* DATA EXTRACT *

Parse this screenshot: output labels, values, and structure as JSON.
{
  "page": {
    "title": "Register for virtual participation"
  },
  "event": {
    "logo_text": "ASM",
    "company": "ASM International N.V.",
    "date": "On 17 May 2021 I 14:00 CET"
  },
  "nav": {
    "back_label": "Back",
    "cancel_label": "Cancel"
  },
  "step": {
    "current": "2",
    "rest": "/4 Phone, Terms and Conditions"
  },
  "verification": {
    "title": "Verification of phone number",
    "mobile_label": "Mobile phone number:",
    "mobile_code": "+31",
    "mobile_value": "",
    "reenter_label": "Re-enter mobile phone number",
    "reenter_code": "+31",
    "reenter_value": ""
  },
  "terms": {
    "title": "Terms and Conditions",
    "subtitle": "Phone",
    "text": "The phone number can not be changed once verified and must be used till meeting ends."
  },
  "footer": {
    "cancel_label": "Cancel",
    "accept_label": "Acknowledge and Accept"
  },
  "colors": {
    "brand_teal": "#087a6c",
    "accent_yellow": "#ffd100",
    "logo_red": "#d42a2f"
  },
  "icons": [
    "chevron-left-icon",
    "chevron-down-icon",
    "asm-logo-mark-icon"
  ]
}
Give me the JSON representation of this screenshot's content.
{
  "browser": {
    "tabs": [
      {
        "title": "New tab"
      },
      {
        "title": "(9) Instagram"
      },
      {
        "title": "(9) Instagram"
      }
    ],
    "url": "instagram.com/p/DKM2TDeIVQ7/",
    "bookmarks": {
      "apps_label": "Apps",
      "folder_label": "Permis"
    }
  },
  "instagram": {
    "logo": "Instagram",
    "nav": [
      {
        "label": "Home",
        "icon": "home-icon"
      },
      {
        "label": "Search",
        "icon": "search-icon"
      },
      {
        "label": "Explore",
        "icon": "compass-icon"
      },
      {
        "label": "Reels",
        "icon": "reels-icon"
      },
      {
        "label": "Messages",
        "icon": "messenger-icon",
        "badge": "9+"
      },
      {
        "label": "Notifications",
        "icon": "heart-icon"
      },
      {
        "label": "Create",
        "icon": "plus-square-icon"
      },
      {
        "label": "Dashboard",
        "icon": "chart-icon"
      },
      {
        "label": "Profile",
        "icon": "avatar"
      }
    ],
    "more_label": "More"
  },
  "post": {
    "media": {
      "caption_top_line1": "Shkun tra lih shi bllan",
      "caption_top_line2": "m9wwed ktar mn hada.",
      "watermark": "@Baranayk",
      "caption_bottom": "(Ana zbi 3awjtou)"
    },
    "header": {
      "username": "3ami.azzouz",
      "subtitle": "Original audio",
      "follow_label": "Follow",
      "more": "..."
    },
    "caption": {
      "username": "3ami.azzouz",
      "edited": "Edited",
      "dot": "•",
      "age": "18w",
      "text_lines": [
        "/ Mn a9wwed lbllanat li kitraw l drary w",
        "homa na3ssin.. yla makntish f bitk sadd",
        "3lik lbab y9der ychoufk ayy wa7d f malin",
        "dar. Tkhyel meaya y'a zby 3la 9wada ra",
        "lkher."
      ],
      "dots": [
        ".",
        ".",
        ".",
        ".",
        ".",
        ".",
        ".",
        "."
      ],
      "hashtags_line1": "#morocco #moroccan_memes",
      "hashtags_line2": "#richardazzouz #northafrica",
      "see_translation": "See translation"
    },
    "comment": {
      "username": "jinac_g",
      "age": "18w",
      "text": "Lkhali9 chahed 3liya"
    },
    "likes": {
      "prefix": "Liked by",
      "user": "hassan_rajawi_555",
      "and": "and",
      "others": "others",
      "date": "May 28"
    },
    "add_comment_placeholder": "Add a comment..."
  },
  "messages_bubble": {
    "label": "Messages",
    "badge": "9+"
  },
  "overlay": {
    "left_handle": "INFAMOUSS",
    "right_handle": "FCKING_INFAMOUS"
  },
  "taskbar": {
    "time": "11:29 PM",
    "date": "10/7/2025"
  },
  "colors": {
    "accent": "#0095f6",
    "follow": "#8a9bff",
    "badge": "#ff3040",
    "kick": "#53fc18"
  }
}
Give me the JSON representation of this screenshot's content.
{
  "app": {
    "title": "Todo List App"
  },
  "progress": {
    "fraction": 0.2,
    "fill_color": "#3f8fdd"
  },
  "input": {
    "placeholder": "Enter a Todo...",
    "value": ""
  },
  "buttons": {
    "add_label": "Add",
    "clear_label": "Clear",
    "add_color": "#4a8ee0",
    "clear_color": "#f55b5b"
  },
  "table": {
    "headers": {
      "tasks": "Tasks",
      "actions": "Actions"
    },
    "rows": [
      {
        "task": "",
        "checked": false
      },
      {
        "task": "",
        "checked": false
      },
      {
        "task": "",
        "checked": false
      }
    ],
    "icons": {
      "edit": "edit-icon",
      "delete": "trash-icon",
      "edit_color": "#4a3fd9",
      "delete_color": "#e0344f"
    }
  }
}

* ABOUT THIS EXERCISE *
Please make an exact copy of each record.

* YOUR SOLUTION *
Parse this screenshot: output labels, values, and structure as JSON.
{
  "page": {
    "title": "Register for virtual participation"
  },
  "event": {
    "logo_text": "ASM",
    "company": "ASM International N.V.",
    "date": "On 17 May 2021 I 14:00 CET"
  },
  "nav": {
    "back_label": "Back",
    "cancel_label": "Cancel"
  },
  "step": {
    "current": "2",
    "rest": "/4 Phone, Terms and Conditions"
  },
  "verification": {
    "title": "Verification of phone number",
    "mobile_label": "Mobile phone number:",
    "mobile_code": "+31",
    "mobile_value": "",
    "reenter_label": "Re-enter mobile phone number",
    "reenter_code": "+31",
    "reenter_value": ""
  },
  "terms": {
    "title": "Terms and Conditions",
    "subtitle": "Phone",
    "text": "The phone number can not be changed once verified and must be used till meeting ends."
  },
  "footer": {
    "cancel_label": "Cancel",
    "accept_label": "Acknowledge and Accept"
  },
  "colors": {
    "brand_teal": "#087a6c",
    "accent_yellow": "#ffd100",
    "logo_red": "#d42a2f"
  },
  "icons": [
    "chevron-left-icon",
    "chevron-down-icon",
    "asm-logo-mark-icon"
  ]
}
Give me the JSON representation of this screenshot's content.
{
  "browser": {
    "tabs": [
      {
        "title": "New tab"
      },
      {
        "title": "(9) Instagram"
      },
      {
        "title": "(9) Instagram"
      }
    ],
    "url": "instagram.com/p/DKM2TDeIVQ7/",
    "bookmarks": {
      "apps_label": "Apps",
      "folder_label": "Permis"
    }
  },
  "instagram": {
    "logo": "Instagram",
    "nav": [
      {
        "label": "Home",
        "icon": "home-icon"
      },
      {
        "label": "Search",
        "icon": "search-icon"
      },
      {
        "label": "Explore",
        "icon": "compass-icon"
      },
      {
        "label": "Reels",
        "icon": "reels-icon"
      },
      {
        "label": "Messages",
        "icon": "messenger-icon",
        "badge": "9+"
      },
      {
        "label": "Notifications",
        "icon": "heart-icon"
      },
      {
        "label": "Create",
        "icon": "plus-square-icon"
      },
      {
        "label": "Dashboard",
        "icon": "chart-icon"
      },
      {
        "label": "Profile",
        "icon": "avatar"
      }
    ],
    "more_label": "More"
  },
  "post": {
    "media": {
      "caption_top_line1": "Shkun tra lih shi bllan",
      "caption_top_line2": "m9wwed ktar mn hada.",
      "watermark": "@Baranayk",
      "caption_bottom": "(Ana zbi 3awjtou)"
    },
    "header": {
      "username": "3ami.azzouz",
      "subtitle": "Original audio",
      "follow_label": "Follow",
      "more": "..."
    },
    "caption": {
      "username": "3ami.azzouz",
      "edited": "Edited",
      "dot": "•",
      "age": "18w",
      "text_lines": [
        "/ Mn a9wwed lbllanat li kitraw l drary w",
        "homa na3ssin.. yla makntish f bitk sadd",
        "3lik lbab y9der ychoufk ayy wa7d f malin",
        "dar. Tkhyel meaya y'a zby 3la 9wada ra",
        "lkher."
      ],
      "dots": [
        ".",
        ".",
        ".",
        ".",
        ".",
        ".",
        ".",
        "."
      ],
      "hashtags_line1": "#morocco #moroccan_memes",
      "hashtags_line2": "#richardazzouz #northafrica",
      "see_translation": "See translation"
    },
    "comment": {
      "username": "jinac_g",
      "age": "18w",
      "text": "Lkhali9 chahed 3liya"
    },
    "likes": {
      "prefix": "Liked by",
      "user": "hassan_rajawi_555",
      "and": "and",
      "others": "others",
      "date": "May 28"
    },
    "add_comment_placeholder": "Add a comment..."
  },
  "messages_bubble": {
    "label": "Messages",
    "badge": "9+"
  },
  "overlay": {
    "left_handle": "INFAMOUSS",
    "right_handle": "FCKING_INFAMOUS"
  },
  "taskbar": {
    "time": "11:29 PM",
    "date": "10/7/2025"
  },
  "colors": {
    "accent": "#0095f6",
    "follow": "#8a9bff",
    "badge": "#ff3040",
    "kick": "#53fc18"
  }
}
Give me the JSON representation of this screenshot's content.
{
  "app": {
    "title": "Todo List App"
  },
  "progress": {
    "fraction": 0.2,
    "fill_color": "#3f8fdd"
  },
  "input": {
    "placeholder": "Enter a Todo...",
    "value": ""
  },
  "buttons": {
    "add_label": "Add",
    "clear_label": "Clear",
    "add_color": "#4a8ee0",
    "clear_color": "#f55b5b"
  },
  "table": {
    "headers": {
      "tasks": "Tasks",
      "actions": "Actions"
    },
    "rows": [
      {
        "task": "",
        "checked": false
      },
      {
        "task": "",
        "checked": false
      },
      {
        "task": "",
        "checked": false
      }
    ],
    "icons": {
      "edit": "edit-icon",
      "delete": "trash-icon",
      "edit_color": "#4a3fd9",
      "delete_color": "#e0344f"
    }
  }
}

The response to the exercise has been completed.